For the past few months, I seem to have been in denial of my age. Whether it is the teenagers that I work with at my part time job, or the freshmen that dominate the campus each September, it just feels as if time is moving too fast. Don't get me wrong, I'm not saying that anyone older than I am should be feeling this way - it just seems as I have arrived at this stage quicker than expected. However, after attending Ernest Greene's (Washed Out) Paracosm Tour in Toronto two nights ago, and Lucy Rose's show almost a week before, did I slowly become at ease with my age. Having attended concerts since my teens, I was used to crowds of pushy teenagers fighting to get to the front, arguing over nothing at all. Thus, attending shows with age limits will still be new to me, even with a few years in. The crowd is more mature, we're all basically taking a break from our busy schedules to have a good night and to enjoy some good music. With that thought, my insecurities that come with being in a field of intense competitiveness drifted away as I realized - once again - that my main goal is to be me, to continue to grow and become a better person, as is everyone else. I guess the ethereal feeling that lingered around the venue after Washed Out's performance really made a lasting impact on me. The album Paracosm helped me step out of the idea that the older you get, the more chained down you are by obstacles. I need to view these obstacles as opportunities and the more that I tackle down, the closer I get to attaining my dream job.
It's safe to say that I adore the idea, cover art, and overall vibe of Paracosm. While Google defines the title as "a prolonged fantasy world invented by children; can have a definite geography and language and history," Sub Pop! Records described it as:
"...a phenomenon in which people create detailed imaginary worlds, and the idea of escaping is all over Paracosm’s music and lyrics. Paracosm finds Greene reaching beyond the computers and synths that filled Washed Out’s previous recordings, expanding his sonic palette to include over 50 different instruments, the most significant of which turned out to be old keyboards like the Mellotron, Chamberlin, Novatron, and Optigan." -Sub Pop! Records
It is always fascinating to find out how musicians and designers started with their creations.

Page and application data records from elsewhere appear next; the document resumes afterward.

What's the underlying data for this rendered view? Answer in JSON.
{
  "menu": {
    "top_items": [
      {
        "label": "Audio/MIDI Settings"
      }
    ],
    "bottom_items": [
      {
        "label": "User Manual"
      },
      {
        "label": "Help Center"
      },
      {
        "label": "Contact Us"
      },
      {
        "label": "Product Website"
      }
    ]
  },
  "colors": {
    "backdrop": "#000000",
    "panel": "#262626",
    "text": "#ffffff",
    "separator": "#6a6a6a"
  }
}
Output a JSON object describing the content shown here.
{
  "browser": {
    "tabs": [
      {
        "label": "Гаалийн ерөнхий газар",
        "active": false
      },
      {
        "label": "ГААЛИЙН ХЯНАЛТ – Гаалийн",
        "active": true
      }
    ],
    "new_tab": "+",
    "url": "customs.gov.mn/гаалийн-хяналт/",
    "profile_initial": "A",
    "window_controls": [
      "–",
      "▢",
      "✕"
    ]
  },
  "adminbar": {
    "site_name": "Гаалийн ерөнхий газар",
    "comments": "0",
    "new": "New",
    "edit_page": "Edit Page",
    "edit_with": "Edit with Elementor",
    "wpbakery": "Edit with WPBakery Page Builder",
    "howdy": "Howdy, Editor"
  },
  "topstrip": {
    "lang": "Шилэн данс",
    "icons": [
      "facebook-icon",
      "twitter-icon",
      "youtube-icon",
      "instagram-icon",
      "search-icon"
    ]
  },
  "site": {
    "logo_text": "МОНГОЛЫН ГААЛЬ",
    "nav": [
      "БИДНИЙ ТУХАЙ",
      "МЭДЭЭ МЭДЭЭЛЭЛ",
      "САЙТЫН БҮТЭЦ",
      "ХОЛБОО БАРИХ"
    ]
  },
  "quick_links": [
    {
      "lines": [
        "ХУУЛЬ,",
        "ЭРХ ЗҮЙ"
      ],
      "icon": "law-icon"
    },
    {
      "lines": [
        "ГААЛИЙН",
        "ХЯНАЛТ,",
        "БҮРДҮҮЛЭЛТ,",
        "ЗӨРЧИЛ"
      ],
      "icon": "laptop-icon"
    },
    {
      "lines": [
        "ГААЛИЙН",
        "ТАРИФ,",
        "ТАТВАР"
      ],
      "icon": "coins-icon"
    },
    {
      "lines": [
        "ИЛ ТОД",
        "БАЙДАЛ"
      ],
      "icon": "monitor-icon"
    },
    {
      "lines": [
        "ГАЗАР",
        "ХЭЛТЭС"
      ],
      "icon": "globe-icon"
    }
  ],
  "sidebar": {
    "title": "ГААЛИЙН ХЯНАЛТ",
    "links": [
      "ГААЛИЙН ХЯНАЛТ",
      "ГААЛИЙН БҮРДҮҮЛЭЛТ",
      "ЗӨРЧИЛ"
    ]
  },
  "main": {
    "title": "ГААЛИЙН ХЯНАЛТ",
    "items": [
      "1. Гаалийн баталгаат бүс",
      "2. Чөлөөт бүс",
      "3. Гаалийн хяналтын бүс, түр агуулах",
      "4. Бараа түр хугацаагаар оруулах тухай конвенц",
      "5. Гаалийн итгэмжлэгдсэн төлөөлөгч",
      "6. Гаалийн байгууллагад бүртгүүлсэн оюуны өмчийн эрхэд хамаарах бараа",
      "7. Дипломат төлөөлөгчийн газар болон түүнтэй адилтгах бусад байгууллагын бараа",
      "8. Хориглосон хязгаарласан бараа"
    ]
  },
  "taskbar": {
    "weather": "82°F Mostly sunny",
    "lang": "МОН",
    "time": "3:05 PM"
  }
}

Watching Greene sample all kinds of instruments on The Creators Project was certainly eye opening. I was equally as thrilled to find out who the designer of the Paracosm cover art was. Sara Cwynar, currently a designer at The New York Times Magazine, is an alumni of York University's BDES Honours Program. Here's what she had to say about the cover (view cover in the video below):
“Ernest (the man behind Washed Out) really wanted the art to look natural and low-fi. He wrote all the songs in a house in in the country outside Athens, Georgia looking out into a lush natural setting and wanted the art to reflect the surreal, natural landscape where the songs were made, and also the warmer, analog instruments he used for this record as opposed to the digital feel of the last one.

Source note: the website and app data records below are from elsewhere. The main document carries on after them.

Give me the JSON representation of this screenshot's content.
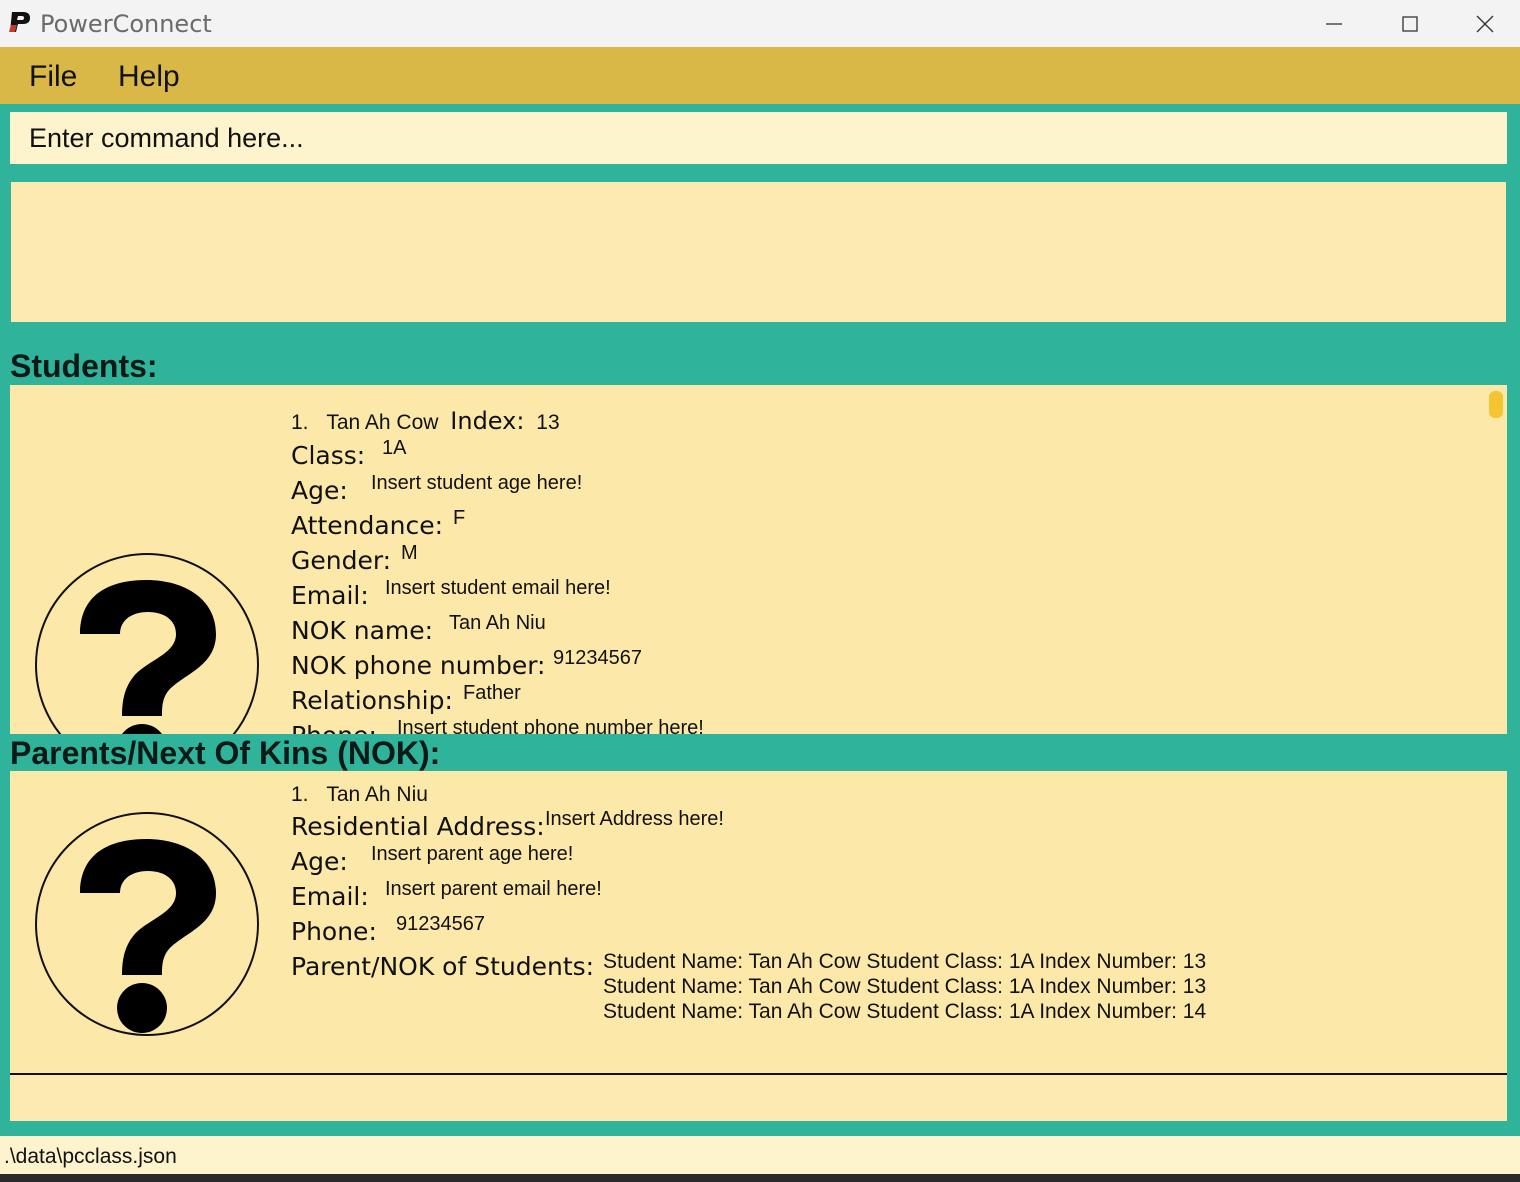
{
  "window": {
    "title": "PowerConnect"
  },
  "menu": {
    "file": "File",
    "help": "Help"
  },
  "command": {
    "placeholder": "Enter command here..."
  },
  "students": {
    "title": "Students:",
    "card": {
      "index_label": "1.",
      "name": "Tan Ah Cow",
      "index_text": "Index:",
      "index_value": "13",
      "class_label": "Class:",
      "class_value": "1A",
      "age_label": "Age:",
      "age_value": "Insert student age here!",
      "attendance_label": "Attendance:",
      "attendance_value": "F",
      "gender_label": "Gender:",
      "gender_value": "M",
      "email_label": "Email:",
      "email_value": "Insert student email here!",
      "nok_name_label": "NOK name:",
      "nok_name_value": "Tan Ah Niu",
      "nok_phone_label": "NOK phone number:",
      "nok_phone_value": "91234567",
      "relationship_label": "Relationship:",
      "relationship_value": "Father",
      "phone_label": "Phone:",
      "phone_value": "Insert student phone number here!"
    }
  },
  "parents": {
    "title": "Parents/Next Of Kins (NOK):",
    "card": {
      "index_label": "1.",
      "name": "Tan Ah Niu",
      "address_label": "Residential Address:",
      "address_value": "Insert Address here!",
      "age_label": "Age:",
      "age_value": "Insert parent age here!",
      "email_label": "Email:",
      "email_value": "Insert parent email here!",
      "phone_label": "Phone:",
      "phone_value": "91234567",
      "students_label": "Parent/NOK of Students:",
      "students": [
        "Student Name: Tan Ah Cow Student Class: 1A Index Number: 13",
        "Student Name: Tan Ah Cow Student Class: 1A Index Number: 13",
        "Student Name: Tan Ah Cow Student Class: 1A Index Number: 14"
      ]
    }
  },
  "status": {
    "path": ".\\data\\pcclass.json"
  },
  "colors": {
    "background": "#2fb39a",
    "menubar": "#d9b847",
    "panel": "#fce8a8",
    "scrollbar": "#f6c433"
  },
  "icons": {
    "avatar": "question-mark-icon",
    "logo": "powerconnect-logo-icon"
  }
}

I worked with found images of flowers from the New York Public Library and manipulated the images in photoshop and with some hand drawing to push the illustrations to look more surreal than the found pictures, then I layered them into the pattern to create the cover.”
I am always looking forward to learning new techniques to create, thus it was interesting to find out how Cwynar went about to execute this project. Overall, I'm thoroughly impressed with Paracosm. This month has been filled with good music and I'm looking forward to seeing Bastille on the 25th... and possibly more music induced self reflections, oh boy.